## Problem to work on
Please filter the data down to the lines that include the word "Federa" and copy them.

- - - -

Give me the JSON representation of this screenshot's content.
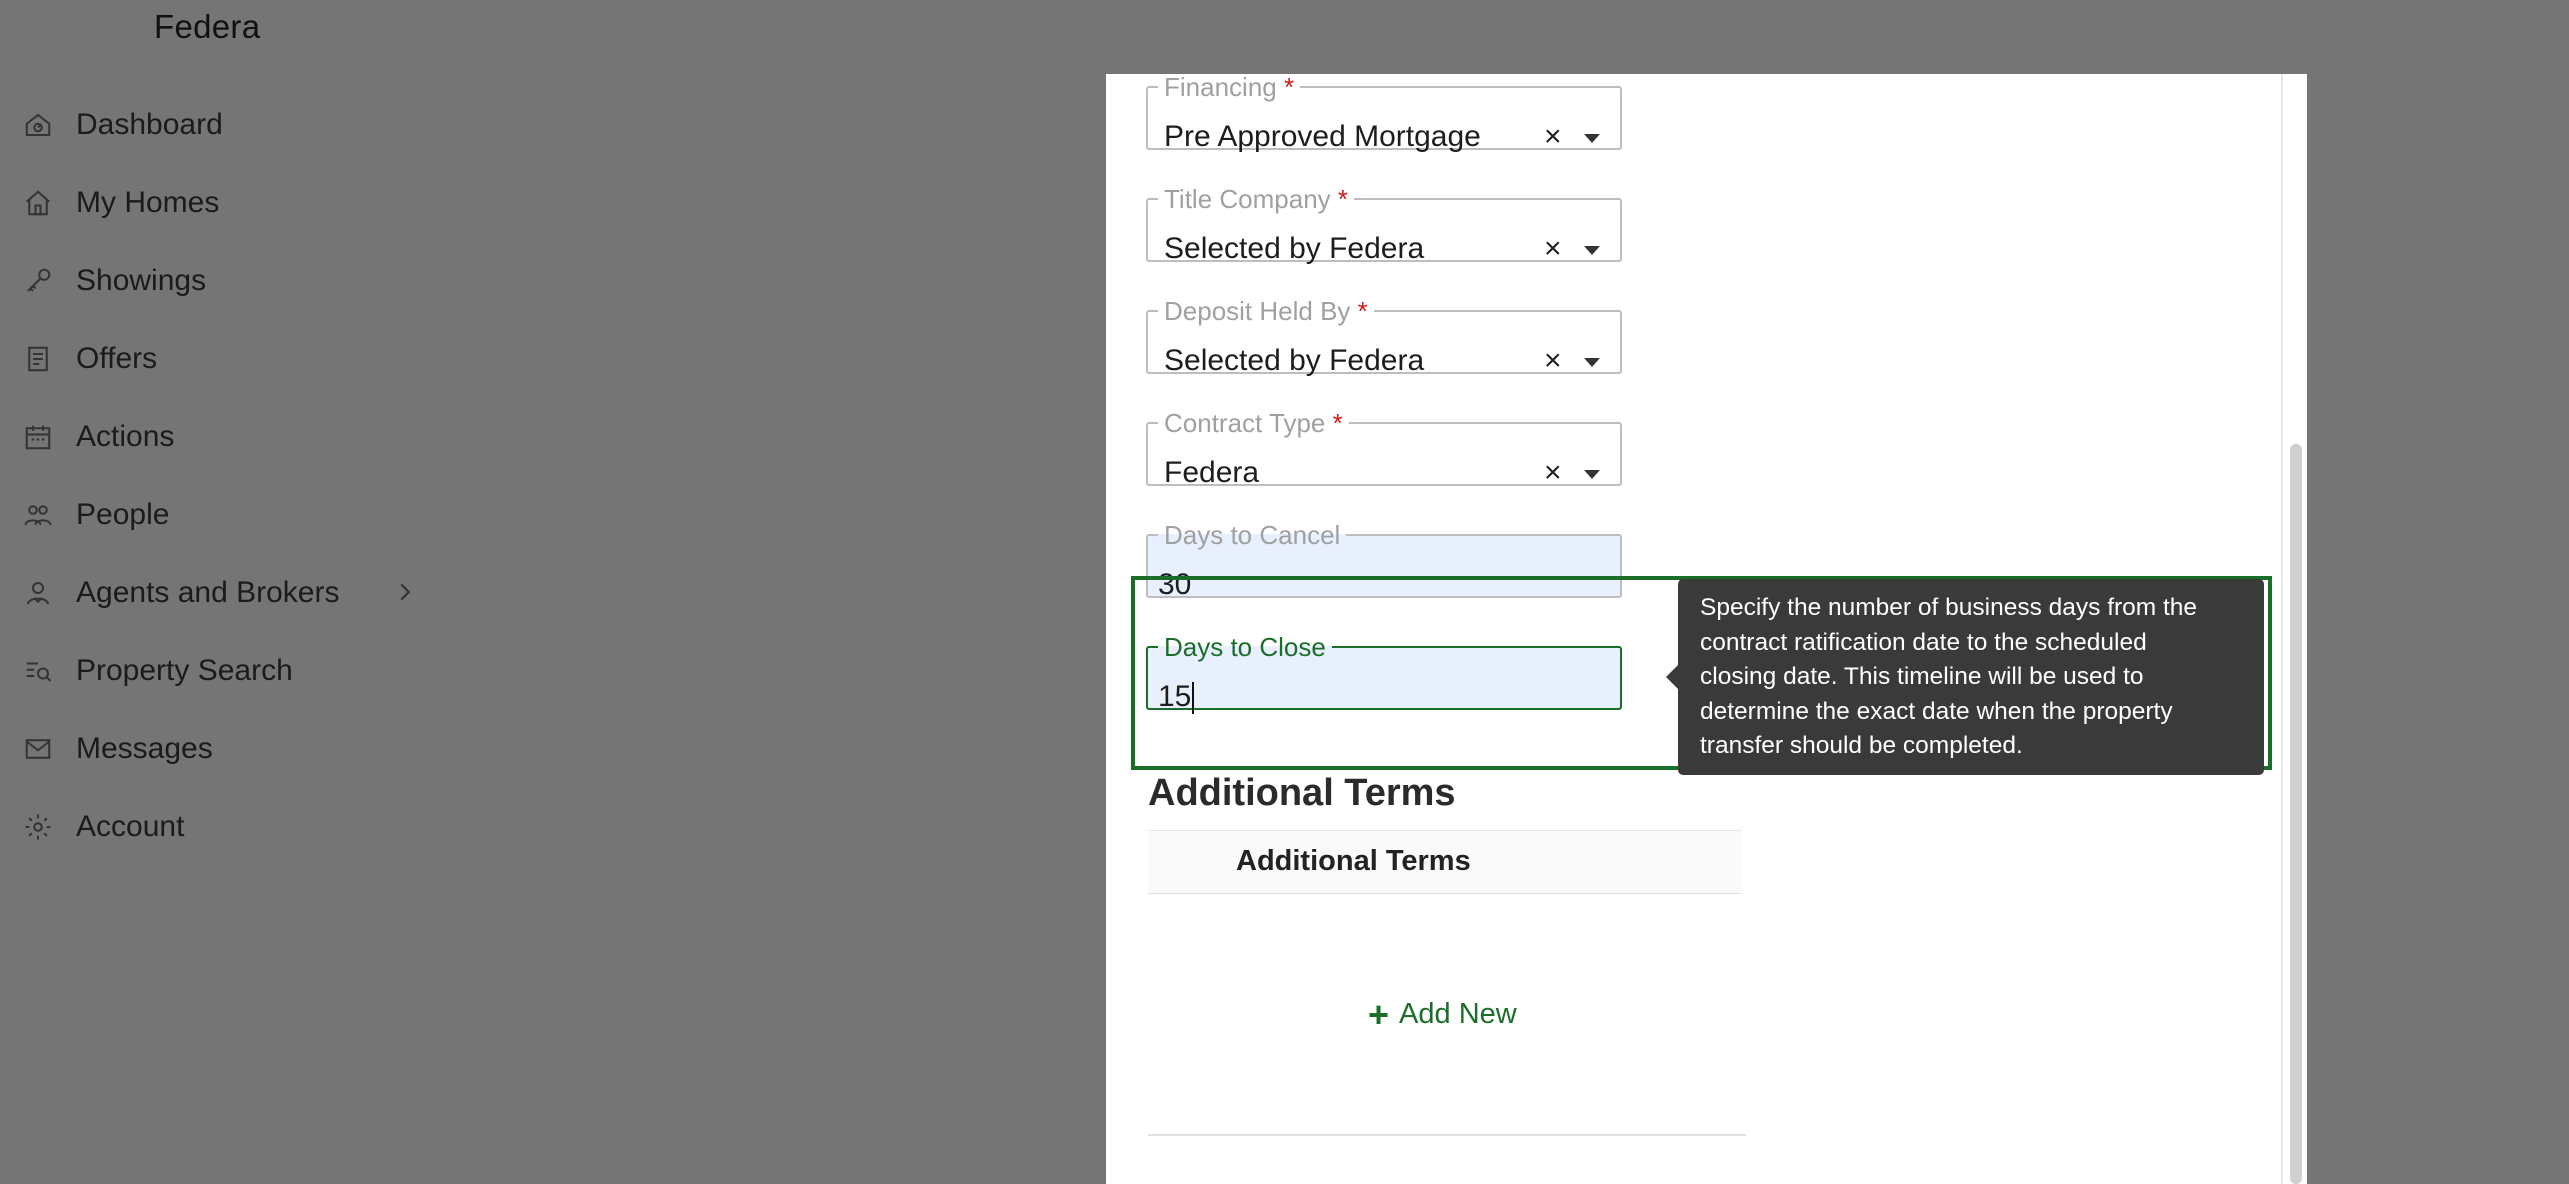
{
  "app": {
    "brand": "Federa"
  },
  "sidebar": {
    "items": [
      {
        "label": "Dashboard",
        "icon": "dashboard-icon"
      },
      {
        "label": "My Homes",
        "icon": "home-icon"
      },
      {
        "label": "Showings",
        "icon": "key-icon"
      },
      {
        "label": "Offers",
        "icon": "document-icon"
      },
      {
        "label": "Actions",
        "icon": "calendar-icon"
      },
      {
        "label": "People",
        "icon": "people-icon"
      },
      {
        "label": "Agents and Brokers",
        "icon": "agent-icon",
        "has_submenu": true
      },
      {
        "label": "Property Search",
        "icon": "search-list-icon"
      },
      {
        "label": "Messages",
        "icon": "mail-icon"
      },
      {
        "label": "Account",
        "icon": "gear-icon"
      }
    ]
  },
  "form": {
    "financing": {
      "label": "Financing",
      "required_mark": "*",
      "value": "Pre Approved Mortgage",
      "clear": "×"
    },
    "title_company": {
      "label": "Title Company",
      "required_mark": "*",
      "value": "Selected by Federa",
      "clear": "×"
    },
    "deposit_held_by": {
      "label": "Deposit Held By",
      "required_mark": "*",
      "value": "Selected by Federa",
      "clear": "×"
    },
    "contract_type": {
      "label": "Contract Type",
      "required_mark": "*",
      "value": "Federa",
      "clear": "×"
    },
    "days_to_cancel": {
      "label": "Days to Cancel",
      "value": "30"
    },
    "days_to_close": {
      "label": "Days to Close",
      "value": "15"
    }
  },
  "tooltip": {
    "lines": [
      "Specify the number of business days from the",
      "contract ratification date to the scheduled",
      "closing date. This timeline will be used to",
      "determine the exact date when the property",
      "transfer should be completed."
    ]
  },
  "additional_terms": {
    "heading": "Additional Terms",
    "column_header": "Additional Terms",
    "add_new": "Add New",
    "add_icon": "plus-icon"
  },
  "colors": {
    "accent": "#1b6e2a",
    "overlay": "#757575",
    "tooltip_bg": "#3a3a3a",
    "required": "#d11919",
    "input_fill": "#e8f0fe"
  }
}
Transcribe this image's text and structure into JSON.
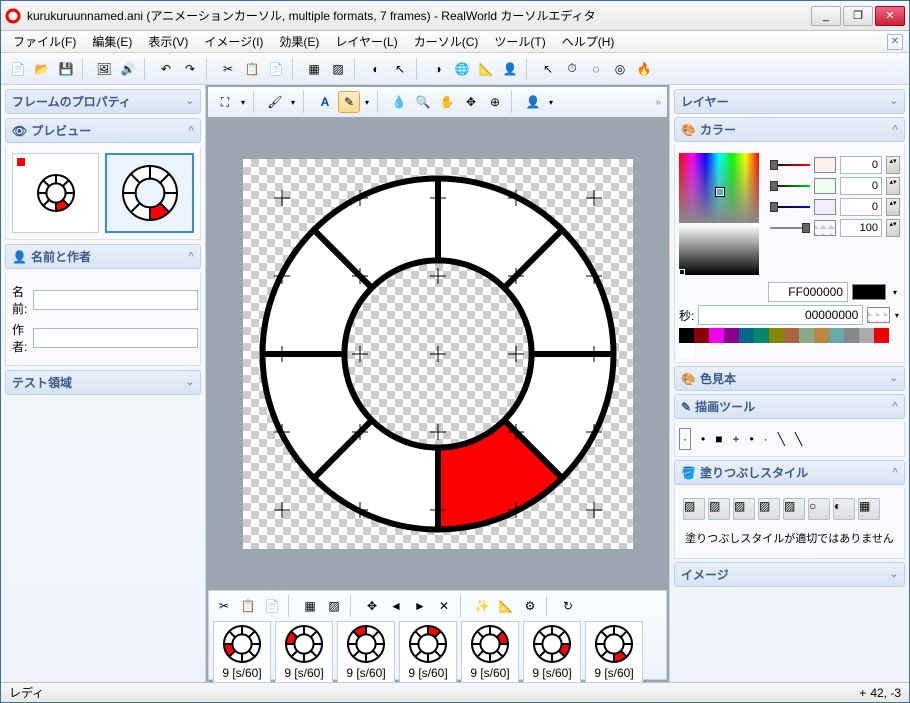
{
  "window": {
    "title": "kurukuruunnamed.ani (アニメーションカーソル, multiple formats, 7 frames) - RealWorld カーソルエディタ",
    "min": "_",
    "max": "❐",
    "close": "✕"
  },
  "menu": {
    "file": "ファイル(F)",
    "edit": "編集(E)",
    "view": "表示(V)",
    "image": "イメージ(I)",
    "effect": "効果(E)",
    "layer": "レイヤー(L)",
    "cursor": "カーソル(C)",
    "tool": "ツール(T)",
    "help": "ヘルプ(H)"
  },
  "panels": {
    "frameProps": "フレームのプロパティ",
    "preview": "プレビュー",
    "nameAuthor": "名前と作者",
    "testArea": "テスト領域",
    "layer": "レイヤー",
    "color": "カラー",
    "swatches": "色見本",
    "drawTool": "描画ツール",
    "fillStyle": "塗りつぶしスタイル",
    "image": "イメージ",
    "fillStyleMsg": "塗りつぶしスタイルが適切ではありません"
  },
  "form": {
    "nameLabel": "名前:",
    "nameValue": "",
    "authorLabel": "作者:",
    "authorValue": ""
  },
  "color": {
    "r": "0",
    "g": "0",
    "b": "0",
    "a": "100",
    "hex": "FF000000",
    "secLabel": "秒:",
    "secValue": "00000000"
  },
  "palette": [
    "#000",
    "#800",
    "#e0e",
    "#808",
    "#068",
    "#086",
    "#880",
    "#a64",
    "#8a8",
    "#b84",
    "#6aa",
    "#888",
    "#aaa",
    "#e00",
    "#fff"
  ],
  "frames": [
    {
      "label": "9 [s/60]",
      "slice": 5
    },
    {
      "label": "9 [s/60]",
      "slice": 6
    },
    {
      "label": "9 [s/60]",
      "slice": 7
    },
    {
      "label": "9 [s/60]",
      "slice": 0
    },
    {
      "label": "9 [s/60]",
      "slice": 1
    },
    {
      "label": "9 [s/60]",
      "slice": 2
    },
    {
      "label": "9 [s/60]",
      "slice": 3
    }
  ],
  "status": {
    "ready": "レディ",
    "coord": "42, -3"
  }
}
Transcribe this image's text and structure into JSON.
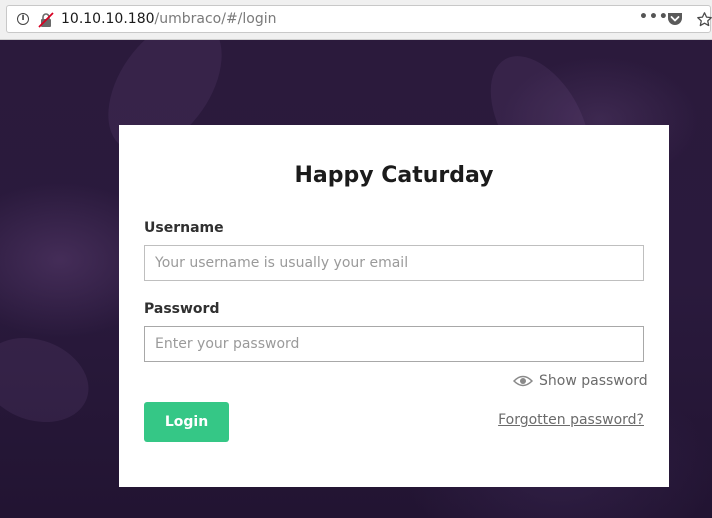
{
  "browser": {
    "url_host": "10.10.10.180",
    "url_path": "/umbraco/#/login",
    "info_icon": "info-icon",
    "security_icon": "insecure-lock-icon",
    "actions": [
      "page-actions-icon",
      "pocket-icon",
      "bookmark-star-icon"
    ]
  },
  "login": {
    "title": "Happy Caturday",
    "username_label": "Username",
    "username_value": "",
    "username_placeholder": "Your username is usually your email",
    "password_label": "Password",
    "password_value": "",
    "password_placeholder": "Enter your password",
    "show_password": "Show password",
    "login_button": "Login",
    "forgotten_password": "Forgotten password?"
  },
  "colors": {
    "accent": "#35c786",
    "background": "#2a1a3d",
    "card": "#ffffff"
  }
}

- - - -

## Response to the task
    "brand": "Federa"
      "value": "Selected by Federa",
      "value": "Selected by Federa",
      "value": "Federa",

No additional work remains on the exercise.